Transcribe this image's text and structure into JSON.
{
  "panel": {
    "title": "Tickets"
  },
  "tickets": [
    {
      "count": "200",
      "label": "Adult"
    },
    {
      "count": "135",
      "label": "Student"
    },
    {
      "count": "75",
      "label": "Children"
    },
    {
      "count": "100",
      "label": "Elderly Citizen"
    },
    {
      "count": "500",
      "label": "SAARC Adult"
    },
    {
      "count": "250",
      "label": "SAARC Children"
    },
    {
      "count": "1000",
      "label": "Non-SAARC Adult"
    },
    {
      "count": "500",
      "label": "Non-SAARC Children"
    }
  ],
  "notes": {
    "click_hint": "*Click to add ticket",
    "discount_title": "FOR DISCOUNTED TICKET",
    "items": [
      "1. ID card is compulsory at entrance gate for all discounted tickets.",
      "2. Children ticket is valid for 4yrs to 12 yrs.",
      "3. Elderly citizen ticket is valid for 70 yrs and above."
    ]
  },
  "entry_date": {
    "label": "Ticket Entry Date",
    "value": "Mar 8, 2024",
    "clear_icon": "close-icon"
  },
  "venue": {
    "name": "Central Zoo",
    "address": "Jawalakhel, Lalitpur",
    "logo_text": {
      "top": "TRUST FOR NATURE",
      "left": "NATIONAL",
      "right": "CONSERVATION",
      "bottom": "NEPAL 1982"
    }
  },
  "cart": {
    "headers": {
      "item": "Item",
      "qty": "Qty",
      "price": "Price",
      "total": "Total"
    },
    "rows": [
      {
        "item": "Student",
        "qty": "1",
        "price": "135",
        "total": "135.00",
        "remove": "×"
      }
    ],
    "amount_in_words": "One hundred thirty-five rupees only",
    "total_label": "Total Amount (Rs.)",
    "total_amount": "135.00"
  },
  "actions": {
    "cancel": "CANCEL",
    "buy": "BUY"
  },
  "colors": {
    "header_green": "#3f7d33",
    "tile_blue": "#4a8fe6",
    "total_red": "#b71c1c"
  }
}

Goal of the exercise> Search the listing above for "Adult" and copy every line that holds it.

Written response>
      "label": "Adult"
      "label": "SAARC Adult"
      "label": "Non-SAARC Adult"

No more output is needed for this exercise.